2 years 10 months ago

Oh!  This is dear to my heart, Danny.  First the subject matter (my sons are DS and Kinect fanatics), and that persistent unwillingness of companies I have worked for to really look at what’s going on.  Why so short sighted?  Why don’t they dig deep to see what is really going on?  Why not actually consider the insights that employees on the ground have?
That’s actually what I love about what I do now.  All of my clients are invested in their own growth, understanding, and have an intense willingness to fly free and do what they were meant to do.

2 years 10 months ago

 @Julie | A Clear Sign Kinect is awesome, isn’t it? :)
Love the approach you take with your clients – I’m a huge believer in offering them help where it’s clearly needed, but forever keeping in mind that having their own control is where the real results will come.
Cheers, Julie!

2 years 10 months ago

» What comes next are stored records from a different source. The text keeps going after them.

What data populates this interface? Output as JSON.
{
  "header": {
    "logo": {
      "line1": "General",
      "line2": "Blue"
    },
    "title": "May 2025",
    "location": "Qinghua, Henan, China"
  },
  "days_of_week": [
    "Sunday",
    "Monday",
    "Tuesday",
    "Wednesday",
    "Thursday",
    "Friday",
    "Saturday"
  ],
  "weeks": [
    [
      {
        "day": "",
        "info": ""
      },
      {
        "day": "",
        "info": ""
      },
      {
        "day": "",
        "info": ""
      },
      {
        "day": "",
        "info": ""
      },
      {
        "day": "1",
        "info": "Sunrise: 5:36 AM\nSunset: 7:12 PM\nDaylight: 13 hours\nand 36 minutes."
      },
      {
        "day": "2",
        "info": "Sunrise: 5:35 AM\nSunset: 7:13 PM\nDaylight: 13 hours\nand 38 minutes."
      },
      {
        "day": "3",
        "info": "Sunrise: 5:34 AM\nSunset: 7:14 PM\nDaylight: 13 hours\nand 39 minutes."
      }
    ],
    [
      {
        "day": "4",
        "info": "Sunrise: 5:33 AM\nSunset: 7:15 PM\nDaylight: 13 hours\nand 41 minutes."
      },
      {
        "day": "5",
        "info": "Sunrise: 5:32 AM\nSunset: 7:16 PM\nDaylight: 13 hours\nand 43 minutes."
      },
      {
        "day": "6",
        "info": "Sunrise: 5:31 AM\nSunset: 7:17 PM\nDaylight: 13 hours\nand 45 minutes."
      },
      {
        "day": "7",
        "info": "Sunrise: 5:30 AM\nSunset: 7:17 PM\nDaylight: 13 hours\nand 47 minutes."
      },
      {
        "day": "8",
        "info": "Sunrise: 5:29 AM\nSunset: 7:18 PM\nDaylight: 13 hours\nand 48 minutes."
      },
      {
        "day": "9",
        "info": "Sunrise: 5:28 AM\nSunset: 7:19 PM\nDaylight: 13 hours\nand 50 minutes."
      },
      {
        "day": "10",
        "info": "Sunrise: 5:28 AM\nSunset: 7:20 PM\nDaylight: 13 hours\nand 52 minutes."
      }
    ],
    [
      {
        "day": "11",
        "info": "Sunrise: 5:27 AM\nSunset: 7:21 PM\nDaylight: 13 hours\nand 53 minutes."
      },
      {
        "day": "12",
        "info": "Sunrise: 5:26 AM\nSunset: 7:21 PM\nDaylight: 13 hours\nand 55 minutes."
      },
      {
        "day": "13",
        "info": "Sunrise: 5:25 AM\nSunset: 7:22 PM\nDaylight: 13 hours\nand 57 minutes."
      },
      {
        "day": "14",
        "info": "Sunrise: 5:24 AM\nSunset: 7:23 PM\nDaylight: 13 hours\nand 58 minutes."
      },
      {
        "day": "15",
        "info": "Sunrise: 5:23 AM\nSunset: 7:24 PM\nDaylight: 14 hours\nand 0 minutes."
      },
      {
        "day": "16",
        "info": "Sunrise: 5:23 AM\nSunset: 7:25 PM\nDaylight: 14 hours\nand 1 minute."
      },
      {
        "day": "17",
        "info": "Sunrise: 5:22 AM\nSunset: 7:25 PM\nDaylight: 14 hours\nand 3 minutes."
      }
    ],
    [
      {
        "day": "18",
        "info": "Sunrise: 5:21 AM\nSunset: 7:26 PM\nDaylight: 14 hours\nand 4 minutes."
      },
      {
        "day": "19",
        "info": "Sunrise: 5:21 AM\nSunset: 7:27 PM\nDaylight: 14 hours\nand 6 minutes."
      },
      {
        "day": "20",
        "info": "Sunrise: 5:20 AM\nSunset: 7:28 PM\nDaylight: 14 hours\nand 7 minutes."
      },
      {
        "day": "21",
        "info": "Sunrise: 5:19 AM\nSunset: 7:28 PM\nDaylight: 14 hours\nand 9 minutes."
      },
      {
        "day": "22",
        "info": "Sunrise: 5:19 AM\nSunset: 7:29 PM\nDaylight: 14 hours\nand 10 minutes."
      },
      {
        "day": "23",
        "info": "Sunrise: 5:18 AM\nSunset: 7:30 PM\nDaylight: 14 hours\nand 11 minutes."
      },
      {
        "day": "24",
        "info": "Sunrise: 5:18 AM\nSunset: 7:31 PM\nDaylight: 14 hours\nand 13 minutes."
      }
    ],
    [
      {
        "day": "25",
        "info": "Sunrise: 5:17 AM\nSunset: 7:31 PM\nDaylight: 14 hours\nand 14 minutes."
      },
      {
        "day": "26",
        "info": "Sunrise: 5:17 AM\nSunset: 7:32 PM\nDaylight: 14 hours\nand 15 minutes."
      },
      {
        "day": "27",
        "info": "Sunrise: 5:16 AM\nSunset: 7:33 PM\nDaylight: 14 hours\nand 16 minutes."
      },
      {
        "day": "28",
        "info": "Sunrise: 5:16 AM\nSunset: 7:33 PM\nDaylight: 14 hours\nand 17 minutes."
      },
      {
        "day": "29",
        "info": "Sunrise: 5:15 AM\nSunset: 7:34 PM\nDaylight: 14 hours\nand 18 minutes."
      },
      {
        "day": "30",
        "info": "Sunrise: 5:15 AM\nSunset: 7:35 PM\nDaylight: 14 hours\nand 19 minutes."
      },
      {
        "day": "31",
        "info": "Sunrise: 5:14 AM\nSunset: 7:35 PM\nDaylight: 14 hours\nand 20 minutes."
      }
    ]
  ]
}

Nintendo did some pretty cool stuff with the 3DS too. I am a brand ambassador, but I would think it was cool regardless of that.
From the business perspective I see the challenge being trying to get people to spend a moment thinking about things instead of jumping at the first challenge.

2 years 10 months ago

 @TheJackB Agreed, mate, especially in the “act now, think later” mindset that social media and consumer ire seems to have brought to the fore.